The Florida Legislature on Wednesday handed Gov. Ron DeSantis a victory in his campaign against the Joe Biden administration, passing a bill meant to blunt federal vaccine mandates by creating a new state vaccine policy.
It also provided $5 million to the Florida Attorney General’s office to help fund the state’s legal challenge against the federal rules.
The Senate voted 24-14 Wednesday night to pass HB 1B, which had passed the House 78-39 hours earlier.
The vote was the climax to a three-day Special Session pushed by DeSantis, who at the start of the year championed the use of vaccines to battle COVID-19, but over the last few months has battled with the cruise industry and federal authorities over vaccine mandates and vaccine passports.
“Today we are sending a clear message that Florida stands for freedom. To our health care workers, law enforcement, first responders, farmers, truckers, and every other worker who never got a day off and couldn’t work from home during the pandemic – thank you for getting us through this crisis. Thank you for putting your family at risk. You stood with us when we needed you most, and we are proud to stand with you now. The Florida Legislature and Governor DeSantis are fighting for you,” Senate President Wilton Simspon said in a prepared statement. “We will not allow the Biden Administration to make political pawns of the very people who put their lives on the line to keep our economy running while everyone else was safe at home, and we certainly will never cede the responsibility of parenting to the school system or bureaucrats in the federal government. Florida respects the dignity of work, the responsibility to parent, and the right to live in freedom.”

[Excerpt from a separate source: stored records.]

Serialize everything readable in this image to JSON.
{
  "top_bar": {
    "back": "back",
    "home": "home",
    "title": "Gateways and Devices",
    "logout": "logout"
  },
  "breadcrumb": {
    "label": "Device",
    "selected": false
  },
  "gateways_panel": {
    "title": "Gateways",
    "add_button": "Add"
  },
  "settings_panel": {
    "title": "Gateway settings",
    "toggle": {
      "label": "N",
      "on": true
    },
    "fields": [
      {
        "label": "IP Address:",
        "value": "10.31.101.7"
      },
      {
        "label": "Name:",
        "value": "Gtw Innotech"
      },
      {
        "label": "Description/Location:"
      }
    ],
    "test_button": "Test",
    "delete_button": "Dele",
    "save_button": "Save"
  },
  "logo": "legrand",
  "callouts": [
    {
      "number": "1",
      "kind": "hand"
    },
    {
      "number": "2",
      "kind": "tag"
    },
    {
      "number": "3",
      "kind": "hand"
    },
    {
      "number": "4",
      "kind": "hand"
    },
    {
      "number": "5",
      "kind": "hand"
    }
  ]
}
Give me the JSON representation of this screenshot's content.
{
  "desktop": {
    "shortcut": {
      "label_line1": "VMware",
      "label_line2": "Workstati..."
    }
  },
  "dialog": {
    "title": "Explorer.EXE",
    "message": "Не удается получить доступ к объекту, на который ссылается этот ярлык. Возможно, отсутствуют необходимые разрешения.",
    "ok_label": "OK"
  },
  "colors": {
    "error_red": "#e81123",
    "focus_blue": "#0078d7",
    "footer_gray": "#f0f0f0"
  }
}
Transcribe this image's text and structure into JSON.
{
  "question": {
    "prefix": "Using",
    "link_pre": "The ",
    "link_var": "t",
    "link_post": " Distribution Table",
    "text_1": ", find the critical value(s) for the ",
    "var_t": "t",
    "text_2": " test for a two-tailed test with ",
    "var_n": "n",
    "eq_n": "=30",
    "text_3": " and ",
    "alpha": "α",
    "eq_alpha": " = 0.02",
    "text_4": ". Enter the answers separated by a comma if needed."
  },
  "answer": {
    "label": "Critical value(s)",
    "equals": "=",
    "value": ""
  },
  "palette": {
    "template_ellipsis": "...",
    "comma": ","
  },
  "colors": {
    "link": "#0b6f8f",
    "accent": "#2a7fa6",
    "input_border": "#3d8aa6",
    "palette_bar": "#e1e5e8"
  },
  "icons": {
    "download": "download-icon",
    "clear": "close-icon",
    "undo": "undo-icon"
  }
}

House Speaker Chris Sprowls called the bill the “smartest strongest legislation in America” to combat the vaccine mandate.
“We are proud to stand alongside businesses and provide some sanity and options to treat their employees as the individuals they are instead of succumbing to a one-size-fits-all federal mandate,” Sprowls said in the statement. “The result of this week’s work is simple: No one who is subject to Florida law will be forced to get a vaccine who does not want one. I look forward to seeing the Governor sign these bills to make this the law of the land in our state.”
While Democrats said Republicans were giving voice to those opposed to vaccines, including those who espoused conspiracy theories about them, Republicans contended the legislation was intended to protect workers from losing their jobs over a personal health care decision.
“The problem that we seek to address was not caused by us, it was caused by Washington; the first federally mandated vaccine in our nation’s history,” said Sen. Danny Burgess, who sponsored the Senate’s version of the proposal that prohibits private employers from mandating COVID-19 vaccination without providing employees five different avenues to opt out of the mandate.
“It wasn’t Florida that stepped out of line,” he continued.
Exemptions are made for medical, pregnancy, or anticipated pregnancy reasons, religious reasons, COVID-19 immunity, periodic testing or use of employer-provided personal protective equipment.
As of Monday, there were an average 1,564 new COVID-19 cases over a seven day period. Since the onset of the virus in early 2020, there have been 3,673,033 cases of COVID-19 in in the state, according to data posted on the Centers for Disease Control and Prevention. Data shows 60,846 Florida residents have died of COVID-19.
Sen. Shevrin Jones said DeSantis alleges the federal government’s vaccine mandates are an overreach.
“What are we doing here today?” asked Jones, a Democrat from Miami Gardens. “We are doing the same exact thing that we are saying the President is doing. We are doing that same thing today with businesses. It is hypocritical.”
But Sen. Ben Albritton, a Republican from Bartow, said people are pushing back against a mandated vaccine adding, “I am proud we’re choosing to fight for individual rights.”
Sen. Jason Pizzo said leadership agreed to include $5 million in the bill for the Attorney General’s office, but included in the legislation no direction as to how the funding should be spent. Pizzo joked that funding with no legislative direction is the thing for which “Democrats get made fun of.”
Before passing the bill, Senate Democrats tried unsuccessfully to amend the bill but the amendments either were ruled out of order or rejected.
Sen. Annette Taddeo offered amendments to remove a $10,000 penalty the Florida Attorney General can levy against small businesses.
“They are having trouble meeting payroll. How are they going to meet this fee?” Taddeo said. “It’s awful taxation.”
But Burgess said removing the financial penalties removes protections for those who work at small firms, and the goal of the bill was to ensure, “no Floridians, no matter where they work, are subject to a vaccine mandate,” Burgess said.
The federal Occupational Safety and Health Administration rules DeSantis and the Republican-led Florida Legislature are trying to blunt don’t impact businesses with fewer than 100 employees.
A small business owner, Taddeo said she preferred the federal OSHA rules to the policy Florida was passing.
Sen.Tina Polksy also pressed Burgess on why Florida is including small companies in the new law.
”If the federal rule doesn’t affect employers with less than 100 employees, then aren’t we going a lot further than countering the federal law?” she asked.
Burgess answered: “We are going further than countering federal rule. We are standing on principle.”